TO DO
Word for word, repeat all the entries below, but without the pictures.

Records from a collection
--- START ---

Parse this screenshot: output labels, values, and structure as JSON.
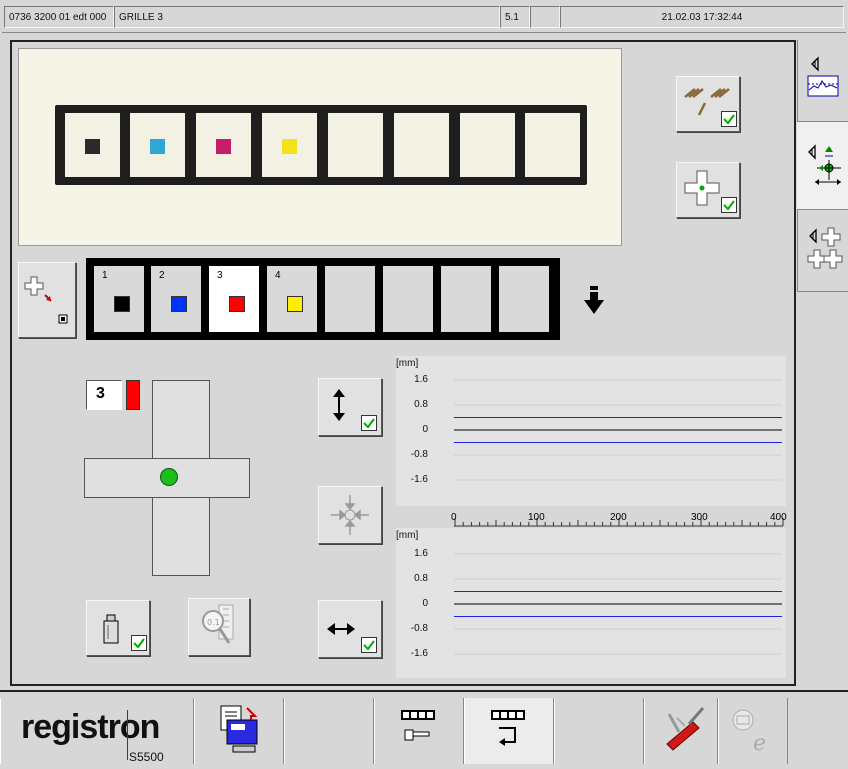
{
  "status_bar": {
    "job_id": "0736 3200 01 edt 000",
    "job_name": "GRILLE   3",
    "version": "5.1",
    "datetime": "21.02.03 17:32:44"
  },
  "photo": {
    "patches": [
      "#2a2a2a",
      "#2fa8d8",
      "#c41e6a",
      "#f2e21c",
      "",
      "",
      "",
      ""
    ]
  },
  "unit_strip": {
    "units": [
      {
        "number": "1",
        "color": "#000000"
      },
      {
        "number": "2",
        "color": "#0033ff"
      },
      {
        "number": "3",
        "color": "#ff0000"
      },
      {
        "number": "4",
        "color": "#ffee00"
      },
      {
        "number": "",
        "color": ""
      },
      {
        "number": "",
        "color": ""
      },
      {
        "number": "",
        "color": ""
      },
      {
        "number": "",
        "color": ""
      }
    ],
    "selected_index": 2
  },
  "cross_panel": {
    "unit_number": "3",
    "unit_color": "#ff0000",
    "indicator_color": "#18c018"
  },
  "graph_top": {
    "unit": "[mm]",
    "y_ticks": [
      "1.6",
      "0.8",
      "0",
      "-0.8",
      "-1.6"
    ]
  },
  "graph_bottom": {
    "unit": "[mm]",
    "y_ticks": [
      "1.6",
      "0.8",
      "0",
      "-0.8",
      "-1.6"
    ]
  },
  "ruler": {
    "labels": [
      "0",
      "100",
      "200",
      "300",
      "400"
    ]
  },
  "taskbar": {
    "brand": "registron",
    "model": "S5500"
  },
  "chart_data": [
    {
      "type": "line",
      "ylabel": "[mm]",
      "ylim": [
        -1.6,
        1.6
      ],
      "xlim": [
        0,
        400
      ],
      "series": [
        {
          "values": [
            0.4,
            0.4
          ],
          "x": [
            0,
            400
          ],
          "color": "#2020e0"
        },
        {
          "values": [
            0,
            0
          ],
          "x": [
            0,
            400
          ],
          "color": "#000000"
        },
        {
          "values": [
            -0.4,
            -0.4
          ],
          "x": [
            0,
            400
          ],
          "color": "#2020e0"
        }
      ]
    },
    {
      "type": "line",
      "ylabel": "[mm]",
      "ylim": [
        -1.6,
        1.6
      ],
      "xlim": [
        0,
        400
      ],
      "series": [
        {
          "values": [
            0.4,
            0.4
          ],
          "x": [
            0,
            400
          ],
          "color": "#2020e0"
        },
        {
          "values": [
            0,
            0
          ],
          "x": [
            0,
            400
          ],
          "color": "#000000"
        },
        {
          "values": [
            -0.4,
            -0.4
          ],
          "x": [
            0,
            400
          ],
          "color": "#2020e0"
        }
      ]
    }
  ],
  "icons": {
    "tab_1": "tolerance-graph-icon",
    "tab_2": "register-adjust-icon",
    "tab_3": "crosshair-grid-icon",
    "photo_tool_1": "register-marks-icon",
    "photo_tool_2": "crosshair-center-icon",
    "strip_tool": "crosshair-select-icon",
    "scroll_down": "arrow-down-icon",
    "vertical": "vertical-arrow-icon",
    "center": "auto-center-icon",
    "horizontal": "horizontal-arrow-icon",
    "weight": "weight-icon",
    "zoom": "magnifier-icon"
  }
}
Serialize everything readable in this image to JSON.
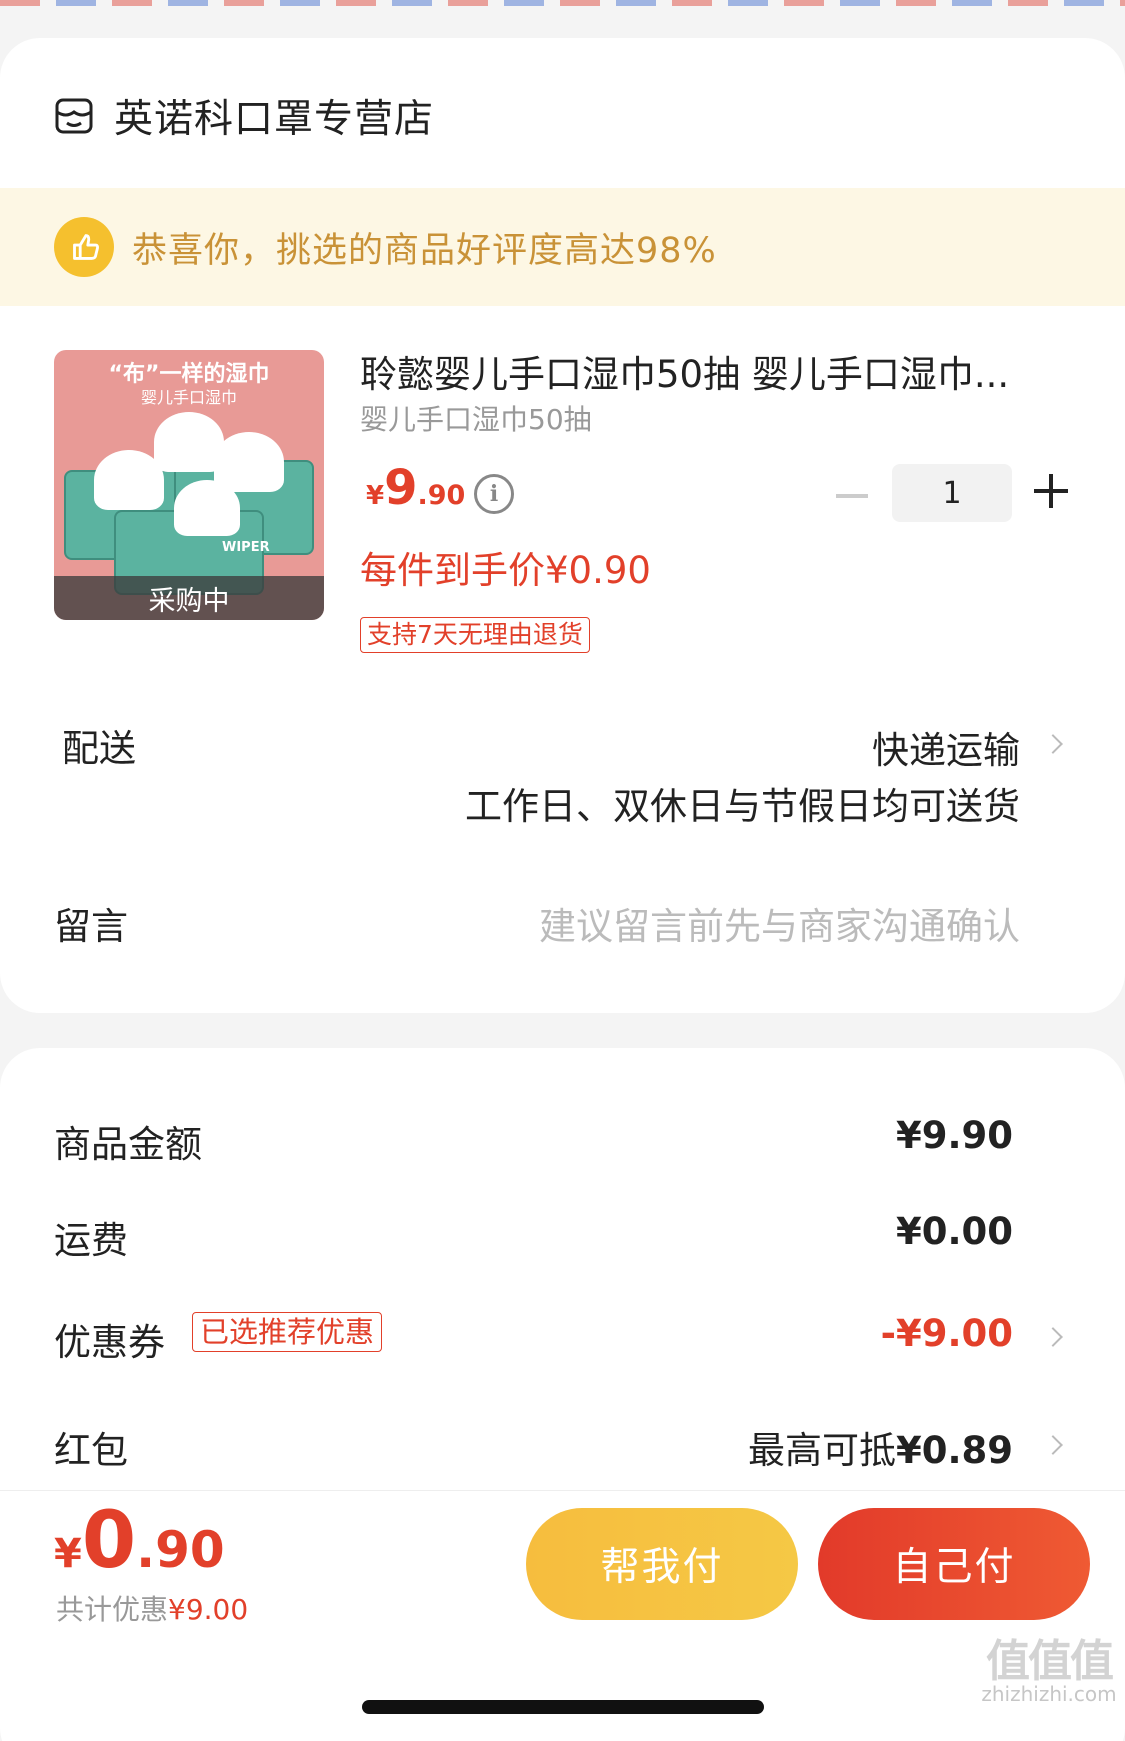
{
  "shop": {
    "name": "英诺科口罩专营店",
    "icon": "store-icon"
  },
  "banner": {
    "text": "恭喜你，挑选的商品好评度高达98%",
    "icon": "thumbs-up-icon"
  },
  "product": {
    "image_title": "“布”一样的湿巾",
    "image_subtitle": "婴儿手口湿巾",
    "pack_label": "WIPER",
    "status_overlay": "采购中",
    "title": "聆懿婴儿手口湿巾50抽 婴儿手口湿巾...",
    "spec": "婴儿手口湿巾50抽",
    "price_symbol": "¥",
    "price_int": "9",
    "price_dec": ".90",
    "unit_price": "每件到手价¥0.90",
    "return_policy": "支持7天无理由退货",
    "quantity": "1"
  },
  "delivery": {
    "label": "配送",
    "method": "快递运输",
    "note": "工作日、双休日与节假日均可送货"
  },
  "message": {
    "label": "留言",
    "placeholder": "建议留言前先与商家沟通确认"
  },
  "summary": {
    "goods_label": "商品金额",
    "goods_value": "¥9.90",
    "shipping_label": "运费",
    "shipping_value": "¥0.00",
    "coupon_label": "优惠券",
    "coupon_badge": "已选推荐优惠",
    "coupon_value": "-¥9.00",
    "hongbao_label": "红包",
    "hongbao_prefix": "最高可抵",
    "hongbao_value": "¥0.89"
  },
  "footer": {
    "total_symbol": "¥",
    "total_int": "0",
    "total_dec": ".90",
    "discount_prefix": "共计优惠",
    "discount_value": "¥9.00",
    "help_pay": "帮我付",
    "self_pay": "自己付"
  },
  "watermark": {
    "glyphs": "值值值",
    "domain": "zhizhizhi.com"
  },
  "colors": {
    "accent_red": "#e2402a",
    "banner_bg": "#fdf7e4",
    "banner_text": "#c99237",
    "help_button": "#f6bd3e",
    "self_button": "#e23a2a"
  }
}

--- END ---

WRITTEN SOLUTION
Parse this screenshot: output labels, values, and structure as JSON.
{
  "status_bar": {
    "job_id": "0736 3200 01 edt 000",
    "job_name": "GRILLE   3",
    "version": "5.1",
    "datetime": "21.02.03 17:32:44"
  },
  "photo": {
    "patches": [
      "#2a2a2a",
      "#2fa8d8",
      "#c41e6a",
      "#f2e21c",
      "",
      "",
      "",
      ""
    ]
  },
  "unit_strip": {
    "units": [
      {
        "number": "1",
        "color": "#000000"
      },
      {
        "number": "2",
        "color": "#0033ff"
      },
      {
        "number": "3",
        "color": "#ff0000"
      },
      {
        "number": "4",
        "color": "#ffee00"
      },
      {
        "number": "",
        "color": ""
      },
      {
        "number": "",
        "color": ""
      },
      {
        "number": "",
        "color": ""
      },
      {
        "number": "",
        "color": ""
      }
    ],
    "selected_index": 2
  },
  "cross_panel": {
    "unit_number": "3",
    "unit_color": "#ff0000",
    "indicator_color": "#18c018"
  },
  "graph_top": {
    "unit": "[mm]",
    "y_ticks": [
      "1.6",
      "0.8",
      "0",
      "-0.8",
      "-1.6"
    ]
  },
  "graph_bottom": {
    "unit": "[mm]",
    "y_ticks": [
      "1.6",
      "0.8",
      "0",
      "-0.8",
      "-1.6"
    ]
  },
  "ruler": {
    "labels": [
      "0",
      "100",
      "200",
      "300",
      "400"
    ]
  },
  "taskbar": {
    "brand": "registron",
    "model": "S5500"
  },
  "chart_data": [
    {
      "type": "line",
      "ylabel": "[mm]",
      "ylim": [
        -1.6,
        1.6
      ],
      "xlim": [
        0,
        400
      ],
      "series": [
        {
          "values": [
            0.4,
            0.4
          ],
          "x": [
            0,
            400
          ],
          "color": "#2020e0"
        },
        {
          "values": [
            0,
            0
          ],
          "x": [
            0,
            400
          ],
          "color": "#000000"
        },
        {
          "values": [
            -0.4,
            -0.4
          ],
          "x": [
            0,
            400
          ],
          "color": "#2020e0"
        }
      ]
    },
    {
      "type": "line",
      "ylabel": "[mm]",
      "ylim": [
        -1.6,
        1.6
      ],
      "xlim": [
        0,
        400
      ],
      "series": [
        {
          "values": [
            0.4,
            0.4
          ],
          "x": [
            0,
            400
          ],
          "color": "#2020e0"
        },
        {
          "values": [
            0,
            0
          ],
          "x": [
            0,
            400
          ],
          "color": "#000000"
        },
        {
          "values": [
            -0.4,
            -0.4
          ],
          "x": [
            0,
            400
          ],
          "color": "#2020e0"
        }
      ]
    }
  ],
  "icons": {
    "tab_1": "tolerance-graph-icon",
    "tab_2": "register-adjust-icon",
    "tab_3": "crosshair-grid-icon",
    "photo_tool_1": "register-marks-icon",
    "photo_tool_2": "crosshair-center-icon",
    "strip_tool": "crosshair-select-icon",
    "scroll_down": "arrow-down-icon",
    "vertical": "vertical-arrow-icon",
    "center": "auto-center-icon",
    "horizontal": "horizontal-arrow-icon",
    "weight": "weight-icon",
    "zoom": "magnifier-icon"
  }
}
Serialize everything readable in this image to JSON.
{
  "shop": {
    "name": "英诺科口罩专营店",
    "icon": "store-icon"
  },
  "banner": {
    "text": "恭喜你，挑选的商品好评度高达98%",
    "icon": "thumbs-up-icon"
  },
  "product": {
    "image_title": "“布”一样的湿巾",
    "image_subtitle": "婴儿手口湿巾",
    "pack_label": "WIPER",
    "status_overlay": "采购中",
    "title": "聆懿婴儿手口湿巾50抽 婴儿手口湿巾...",
    "spec": "婴儿手口湿巾50抽",
    "price_symbol": "¥",
    "price_int": "9",
    "price_dec": ".90",
    "unit_price": "每件到手价¥0.90",
    "return_policy": "支持7天无理由退货",
    "quantity": "1"
  },
  "delivery": {
    "label": "配送",
    "method": "快递运输",
    "note": "工作日、双休日与节假日均可送货"
  },
  "message": {
    "label": "留言",
    "placeholder": "建议留言前先与商家沟通确认"
  },
  "summary": {
    "goods_label": "商品金额",
    "goods_value": "¥9.90",
    "shipping_label": "运费",
    "shipping_value": "¥0.00",
    "coupon_label": "优惠券",
    "coupon_badge": "已选推荐优惠",
    "coupon_value": "-¥9.00",
    "hongbao_label": "红包",
    "hongbao_prefix": "最高可抵",
    "hongbao_value": "¥0.89"
  },
  "footer": {
    "total_symbol": "¥",
    "total_int": "0",
    "total_dec": ".90",
    "discount_prefix": "共计优惠",
    "discount_value": "¥9.00",
    "help_pay": "帮我付",
    "self_pay": "自己付"
  },
  "watermark": {
    "glyphs": "值值值",
    "domain": "zhizhizhi.com"
  },
  "colors": {
    "accent_red": "#e2402a",
    "banner_bg": "#fdf7e4",
    "banner_text": "#c99237",
    "help_button": "#f6bd3e",
    "self_button": "#e23a2a"
  }
}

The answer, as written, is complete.